13 september 2021

Marco Carniello: We want to continue to be the engine boosting the jewellery industry

Italian Exhibition Group (IEG) is a leader in Italy in the organisation of trade fairs and one of the main operators in the trade fair and conference sector at European level, with structures in Rimini and Vicenza, as well as further sites in...

06 september 2021

There is a significant need for smart and technological financial solutions in the diamond industry

MDPS, the Israeli start-up Fintech company from the Mazalit Group is gearing up to enter the diamond industry soon. Zeev Maimon, the CEO of MDPS is also the Founder / CEO of MAZALIT, a B2B payment platform designed and dedicated to the global diamond...

30 august 2021

The future for synthetics lies in that it has become possible to grow a stone you want and make what you want out of it

Alex Popov, President of the Moscow Diamond Exchange and head of the Âme jewelry brand, which uses lab-grown diamonds to produce jewelry, sat for an interview with Rough&Polished sharing his views on the coexistence of natural and man-made diamonds in...

23 august 2021

De Beers’ GemFair ropes in more than 160 Sierra Leone artisanal miners

De Beers inaugurated its GemFair pilot programme in Sierra Leone’s Kono District with 14-member mine sites in 2018 to create a secure route to market for ethically sourced artisanal and small-scale diamonds.
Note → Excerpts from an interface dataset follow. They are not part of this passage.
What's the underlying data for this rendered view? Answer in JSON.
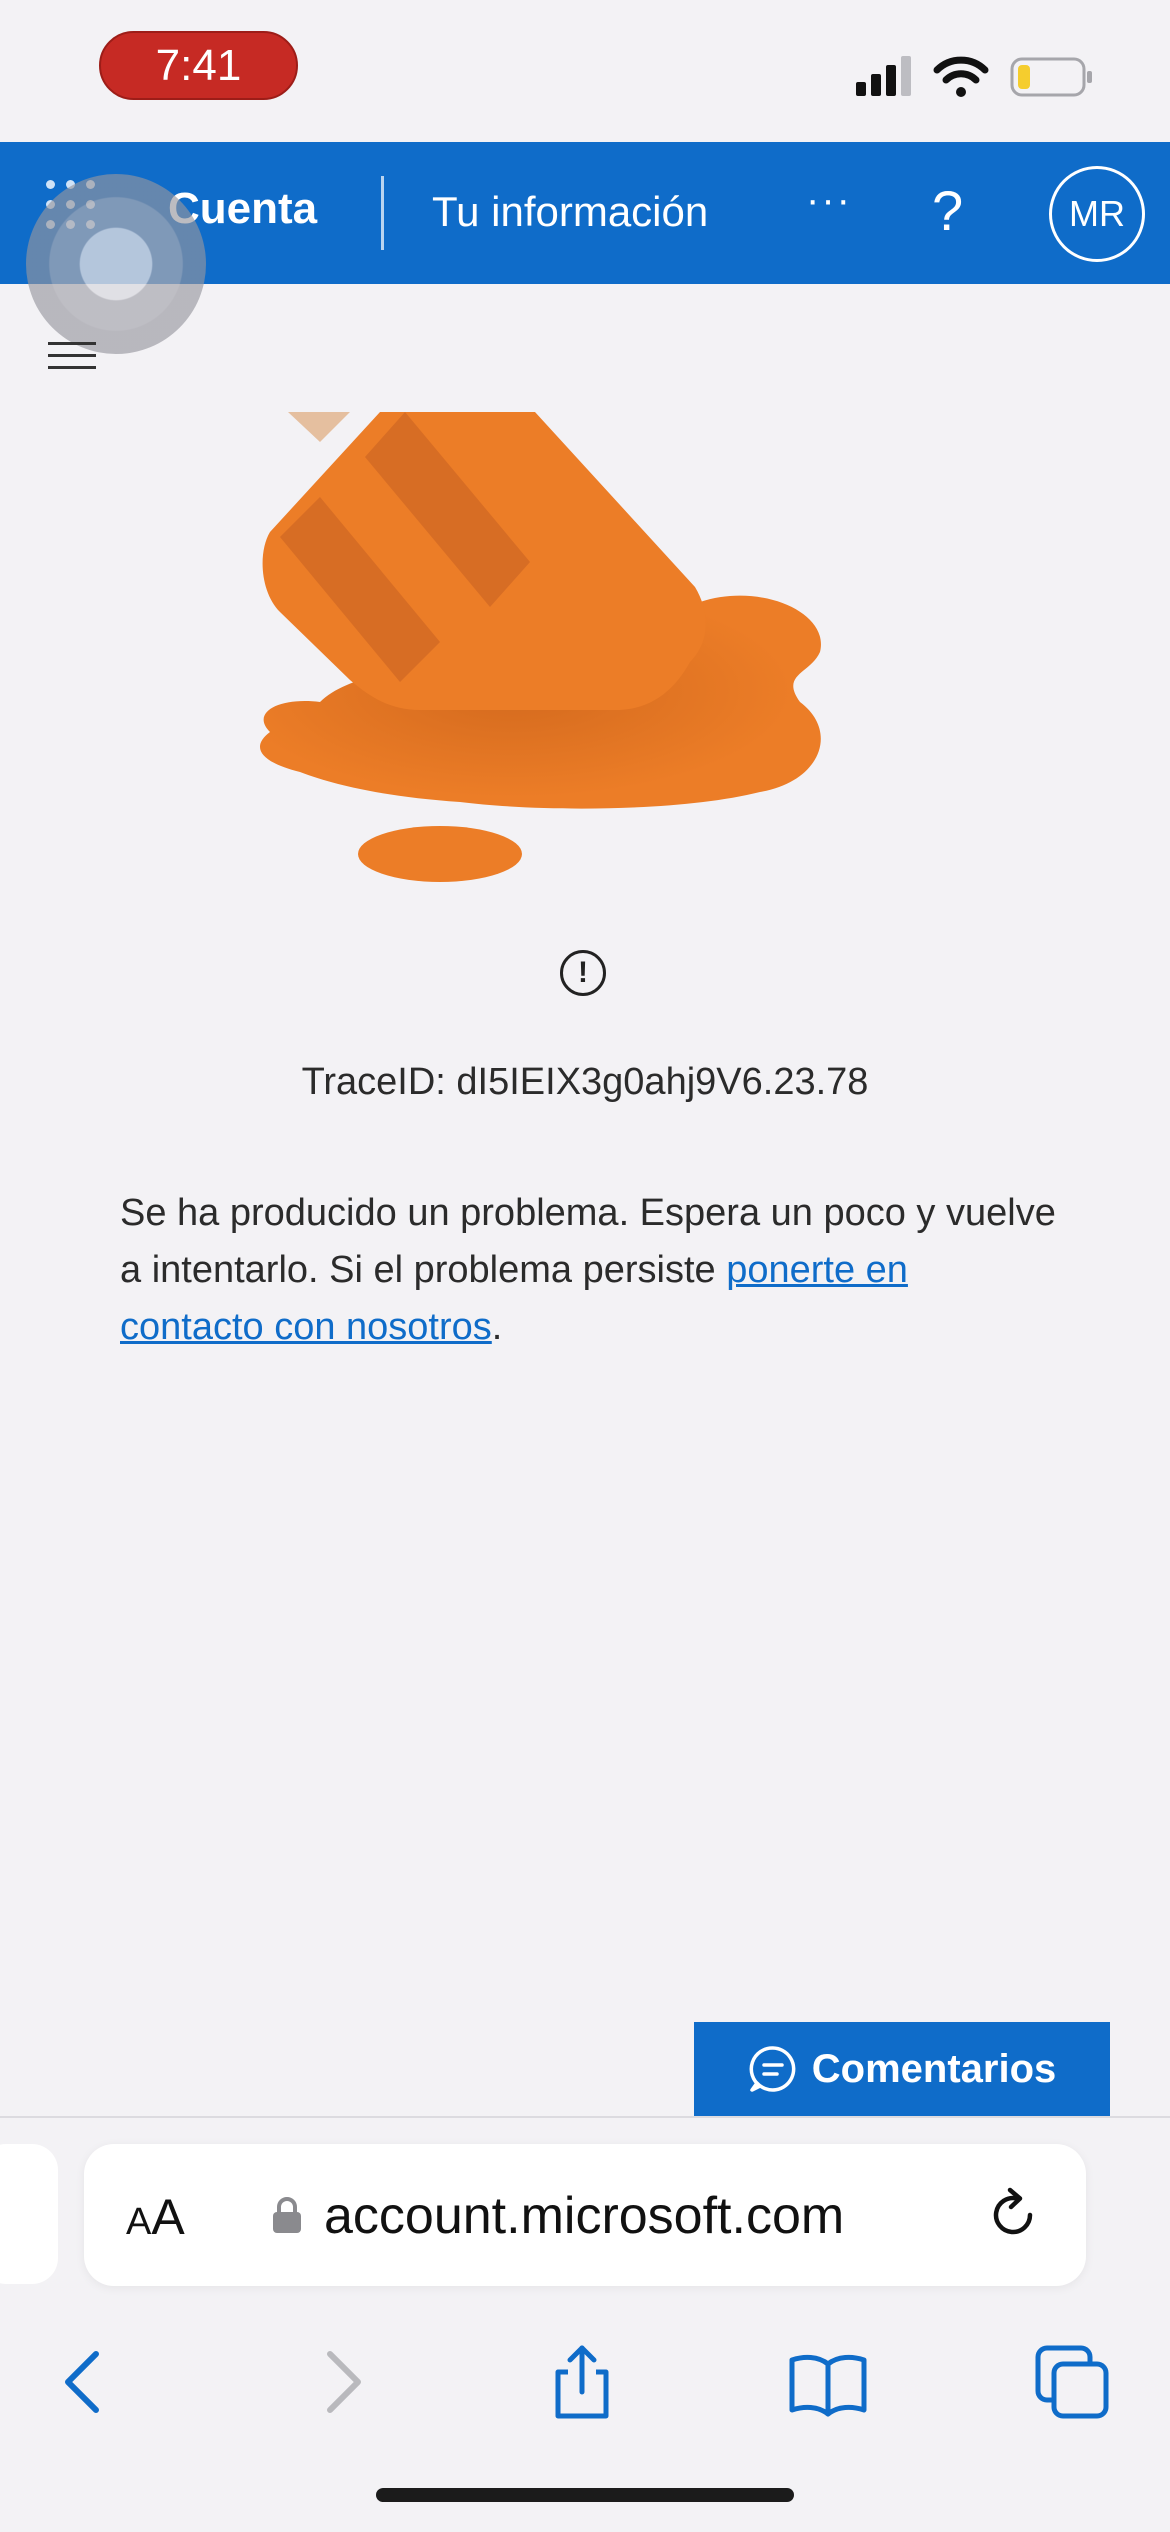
{
  "status_bar": {
    "time": "7:41"
  },
  "header": {
    "app_name": "Cuenta",
    "section": "Tu información",
    "more": "···",
    "help": "?",
    "avatar_initials": "MR"
  },
  "error": {
    "alert_symbol": "!",
    "trace_id": "TraceID: dI5IEIX3g0ahj9V6.23.78",
    "message_prefix": "Se ha producido un problema. Espera un poco y vuelve a intentarlo. Si el problema persiste ",
    "contact_link": "ponerte en contacto con nosotros",
    "message_suffix": "."
  },
  "feedback": {
    "label": "Comentarios"
  },
  "browser": {
    "text_size_label": "AA",
    "url": "account.microsoft.com"
  },
  "colors": {
    "brand_blue": "#0f6cc9",
    "illustration_orange": "#ec7d27",
    "status_time_red": "#c62a24"
  },
  "icons": [
    "apps-waffle-icon",
    "hamburger-menu-icon",
    "alert-circle-icon",
    "chat-bubble-icon",
    "lock-icon",
    "reload-icon",
    "back-arrow-icon",
    "forward-arrow-icon",
    "share-icon",
    "bookmarks-icon",
    "tabs-icon"
  ]
}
GemFair programme manager Ruby Stocklin-Weinberg...

16 august 2021

Diavik Exceeded Commitment for Employing Northern Apprentices in '08

24 april 2009

Diavik Diamond Mines summarized its annual training, employment and business initiatives for 2008, RAPAPORT reported. The diamond mine, both directly and through contractors, employed 19 northern and Aboriginal apprentices, exceeding its commitment to employ between eight and 18. In 2008, four northerners successfully completed their apprenticeships, bringing the number of Diavik apprentices to have achieved journeyperson certification to 17, according to the statement issued by management.
Diavik's operational workforce averaged 808 during 2008; of these, 540 — or 67 percent — were priority-hire Aboriginal and northern non-Aboriginal  workers. Diavik’s combined capital and operating expenditures came to $587.6 million in 2008, 70 percent of which was used in commerce with northern businesses. Of this, nearly $206 million was spent with Aboriginal businesses.